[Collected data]
──────

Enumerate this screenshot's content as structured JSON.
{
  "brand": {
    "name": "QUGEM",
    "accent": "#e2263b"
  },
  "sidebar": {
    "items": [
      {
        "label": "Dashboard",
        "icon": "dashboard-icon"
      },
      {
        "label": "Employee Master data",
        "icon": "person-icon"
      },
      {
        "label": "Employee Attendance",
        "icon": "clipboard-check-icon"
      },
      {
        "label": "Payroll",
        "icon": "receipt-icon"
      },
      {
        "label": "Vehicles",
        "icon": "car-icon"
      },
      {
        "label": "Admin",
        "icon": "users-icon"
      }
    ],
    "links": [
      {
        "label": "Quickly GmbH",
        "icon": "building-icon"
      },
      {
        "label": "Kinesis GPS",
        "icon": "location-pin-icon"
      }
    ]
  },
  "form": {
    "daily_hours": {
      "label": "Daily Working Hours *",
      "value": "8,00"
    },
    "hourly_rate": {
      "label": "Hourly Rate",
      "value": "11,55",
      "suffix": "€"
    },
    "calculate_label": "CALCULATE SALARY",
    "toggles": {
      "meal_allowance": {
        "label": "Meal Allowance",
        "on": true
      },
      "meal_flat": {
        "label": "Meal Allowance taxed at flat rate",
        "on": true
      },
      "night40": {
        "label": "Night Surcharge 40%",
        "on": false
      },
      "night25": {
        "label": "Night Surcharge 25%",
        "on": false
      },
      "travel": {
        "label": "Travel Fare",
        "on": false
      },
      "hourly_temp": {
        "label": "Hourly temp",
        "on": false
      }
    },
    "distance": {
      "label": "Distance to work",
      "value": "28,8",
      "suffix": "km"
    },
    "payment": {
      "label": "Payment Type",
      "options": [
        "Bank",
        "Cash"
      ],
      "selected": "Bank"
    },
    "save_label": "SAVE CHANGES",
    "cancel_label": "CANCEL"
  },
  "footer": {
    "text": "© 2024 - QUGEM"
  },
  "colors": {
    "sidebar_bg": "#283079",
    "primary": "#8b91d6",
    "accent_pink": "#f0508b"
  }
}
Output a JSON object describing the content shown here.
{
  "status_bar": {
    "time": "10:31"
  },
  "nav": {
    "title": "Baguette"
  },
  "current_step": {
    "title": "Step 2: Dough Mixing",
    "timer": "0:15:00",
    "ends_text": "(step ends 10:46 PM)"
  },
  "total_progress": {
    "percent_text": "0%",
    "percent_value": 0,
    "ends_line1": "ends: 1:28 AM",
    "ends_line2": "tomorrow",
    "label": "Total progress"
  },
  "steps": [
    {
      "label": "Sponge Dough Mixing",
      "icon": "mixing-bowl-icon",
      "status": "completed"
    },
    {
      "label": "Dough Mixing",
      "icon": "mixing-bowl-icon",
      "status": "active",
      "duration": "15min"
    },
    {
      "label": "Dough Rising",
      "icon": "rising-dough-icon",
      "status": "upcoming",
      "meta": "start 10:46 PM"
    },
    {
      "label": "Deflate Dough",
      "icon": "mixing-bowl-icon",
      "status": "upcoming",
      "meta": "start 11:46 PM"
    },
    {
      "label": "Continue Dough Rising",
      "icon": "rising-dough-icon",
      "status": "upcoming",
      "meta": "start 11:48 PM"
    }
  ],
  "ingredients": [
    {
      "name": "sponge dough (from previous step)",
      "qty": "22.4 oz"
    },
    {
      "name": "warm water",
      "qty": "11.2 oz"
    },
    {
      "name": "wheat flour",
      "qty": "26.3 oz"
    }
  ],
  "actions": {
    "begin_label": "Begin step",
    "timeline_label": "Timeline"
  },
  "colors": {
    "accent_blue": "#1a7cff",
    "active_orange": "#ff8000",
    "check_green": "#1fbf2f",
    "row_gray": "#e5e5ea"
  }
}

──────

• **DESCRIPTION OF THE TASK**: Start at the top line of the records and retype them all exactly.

• **COMPLETED EXERCISE**:
Enumerate this screenshot's content as structured JSON.
{
  "brand": {
    "name": "QUGEM",
    "accent": "#e2263b"
  },
  "sidebar": {
    "items": [
      {
        "label": "Dashboard",
        "icon": "dashboard-icon"
      },
      {
        "label": "Employee Master data",
        "icon": "person-icon"
      },
      {
        "label": "Employee Attendance",
        "icon": "clipboard-check-icon"
      },
      {
        "label": "Payroll",
        "icon": "receipt-icon"
      },
      {
        "label": "Vehicles",
        "icon": "car-icon"
      },
      {
        "label": "Admin",
        "icon": "users-icon"
      }
    ],
    "links": [
      {
        "label": "Quickly GmbH",
        "icon": "building-icon"
      },
      {
        "label": "Kinesis GPS",
        "icon": "location-pin-icon"
      }
    ]
  },
  "form": {
    "daily_hours": {
      "label": "Daily Working Hours *",
      "value": "8,00"
    },
    "hourly_rate": {
      "label": "Hourly Rate",
      "value": "11,55",
      "suffix": "€"
    },
    "calculate_label": "CALCULATE SALARY",
    "toggles": {
      "meal_allowance": {
        "label": "Meal Allowance",
        "on": true
      },
      "meal_flat": {
        "label": "Meal Allowance taxed at flat rate",
        "on": true
      },
      "night40": {
        "label": "Night Surcharge 40%",
        "on": false
      },
      "night25": {
        "label": "Night Surcharge 25%",
        "on": false
      },
      "travel": {
        "label": "Travel Fare",
        "on": false
      },
      "hourly_temp": {
        "label": "Hourly temp",
        "on": false
      }
    },
    "distance": {
      "label": "Distance to work",
      "value": "28,8",
      "suffix": "km"
    },
    "payment": {
      "label": "Payment Type",
      "options": [
        "Bank",
        "Cash"
      ],
      "selected": "Bank"
    },
    "save_label": "SAVE CHANGES",
    "cancel_label": "CANCEL"
  },
  "footer": {
    "text": "© 2024 - QUGEM"
  },
  "colors": {
    "sidebar_bg": "#283079",
    "primary": "#8b91d6",
    "accent_pink": "#f0508b"
  }
}
Output a JSON object describing the content shown here.
{
  "status_bar": {
    "time": "10:31"
  },
  "nav": {
    "title": "Baguette"
  },
  "current_step": {
    "title": "Step 2: Dough Mixing",
    "timer": "0:15:00",
    "ends_text": "(step ends 10:46 PM)"
  },
  "total_progress": {
    "percent_text": "0%",
    "percent_value": 0,
    "ends_line1": "ends: 1:28 AM",
    "ends_line2": "tomorrow",
    "label": "Total progress"
  },
  "steps": [
    {
      "label": "Sponge Dough Mixing",
      "icon": "mixing-bowl-icon",
      "status": "completed"
    },
    {
      "label": "Dough Mixing",
      "icon": "mixing-bowl-icon",
      "status": "active",
      "duration": "15min"
    },
    {
      "label": "Dough Rising",
      "icon": "rising-dough-icon",
      "status": "upcoming",
      "meta": "start 10:46 PM"
    },
    {
      "label": "Deflate Dough",
      "icon": "mixing-bowl-icon",
      "status": "upcoming",
      "meta": "start 11:46 PM"
    },
    {
      "label": "Continue Dough Rising",
      "icon": "rising-dough-icon",
      "status": "upcoming",
      "meta": "start 11:48 PM"
    }
  ],
  "ingredients": [
    {
      "name": "sponge dough (from previous step)",
      "qty": "22.4 oz"
    },
    {
      "name": "warm water",
      "qty": "11.2 oz"
    },
    {
      "name": "wheat flour",
      "qty": "26.3 oz"
    }
  ],
  "actions": {
    "begin_label": "Begin step",
    "timeline_label": "Timeline"
  },
  "colors": {
    "accent_blue": "#1a7cff",
    "active_orange": "#ff8000",
    "check_green": "#1fbf2f",
    "row_gray": "#e5e5ea"
  }
}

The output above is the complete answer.